Accelerated reader is a software tool widely used in primary and secondary schools to monitor children’s reading levels. In fact more than 20,000 schools are using it in the United Kingdom.

Children are assessed through a computerised reading test and from that they are given a book level that covers a range of books that encompasses their comprehension.  They then choose and read a book within that given level and at the end complete a computer quiz, usually comprising of between ten and twenty multiple choice questions to assess whether or not a they have fully understood the book.   Results less then 60% are not considered a pass.  Each book carries a point value which is often used to reward children when they have a certain amount of points.  The results enable the teacher to assist and motivate reading, monitor progress, and target instruction. Children are often given certificates, or have a class target to reach.

There has been a large amount of controversy surrounding the whole AR programme, which I will attempt to sum up in this blog post!

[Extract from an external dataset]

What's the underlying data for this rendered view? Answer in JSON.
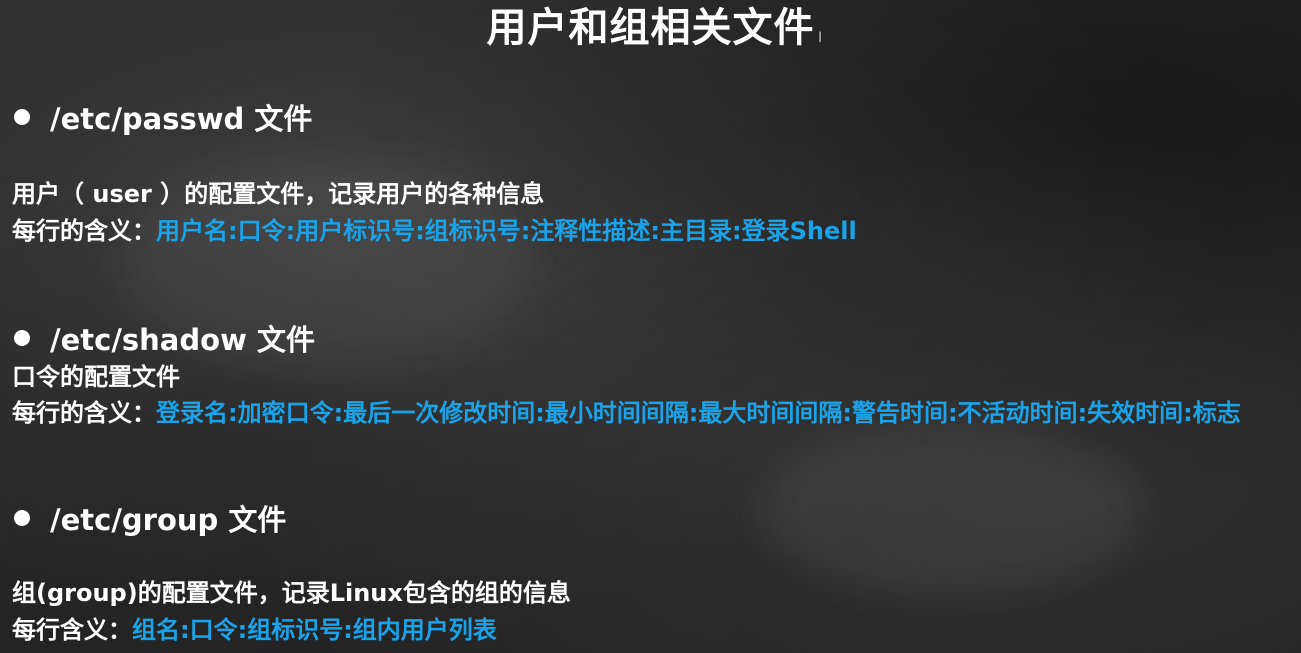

The biggest complaint from parents is that children are forced to choose a book within their given reading range.  However the school library may not have a huge choice of books in that given range, the book must also have an associated AR test if it does not then that particular book can’t be chosen.  Therefore a child might become demotivated by the choice of books.  Often local libraries are unaware of the system and can’t tell a parent if a given book is part of the AR scheme.

Parents often say that their children are able to read well above the reading range they have been given, but are not allowed those books and therefore become demotivated.  Books that are ‘easy’ often hold children back and if they get less that the required 60% they are encouraged to read the book again!

Some parents suggest that their children now regard reading as a chore, reading books just to pass quizzes and not for pleasure.  Children are also encouraged to take the test no longer than three days after finishing the book, so that they don’t forget any facts.  This again dis-encourages children to read in the holidays as they are ‘missing’ tests.  AR is replacing the intrinsic reward gained from reading to an external reward such as a certificate, or extra playtime.

There has also been some evidence that children are cheating at the tests by cribbing the answers from the Internet, or watching the movie of the book.

However other parents say that their children enjoy the challenge of reading and passing a test which earns them points and ultimately a reward. Through testing children the scheme has encouraged poor readers to improve, or to want to compete against more proficient readers, and become self-sufficient in their reading.

What are your experiences of the AR scheme?

World Book Day – Alternative!

World Book Day

So World Book Day is 18 today! For those of you who don’t know about World Book Day, every child in Pre-school / full-time education in the UK and Ireland is entitled to receive a £1 World Book day Book token every year.  This can be redeemed against one of the eight World Book Day Books or it can be used against a book worth £2.99 or more in participating bookshops. The idea is to promote reading amongst children.

Additionally, you could write a story with your child that you put together with a couple of photos or drawings.  You could make a fold out book (accordion style)

Accordion, fold out, concertina book

This could be about anything from their first day at school, to going on holiday, or even choose a favourite character from a book/television programme and write a simple story involving your child.  You could use; stickers, glitter, tissue, ribbon, paint.  The list goes on.  By spending quality time together you will both have something to treasure and a lovely memory of World Book Day.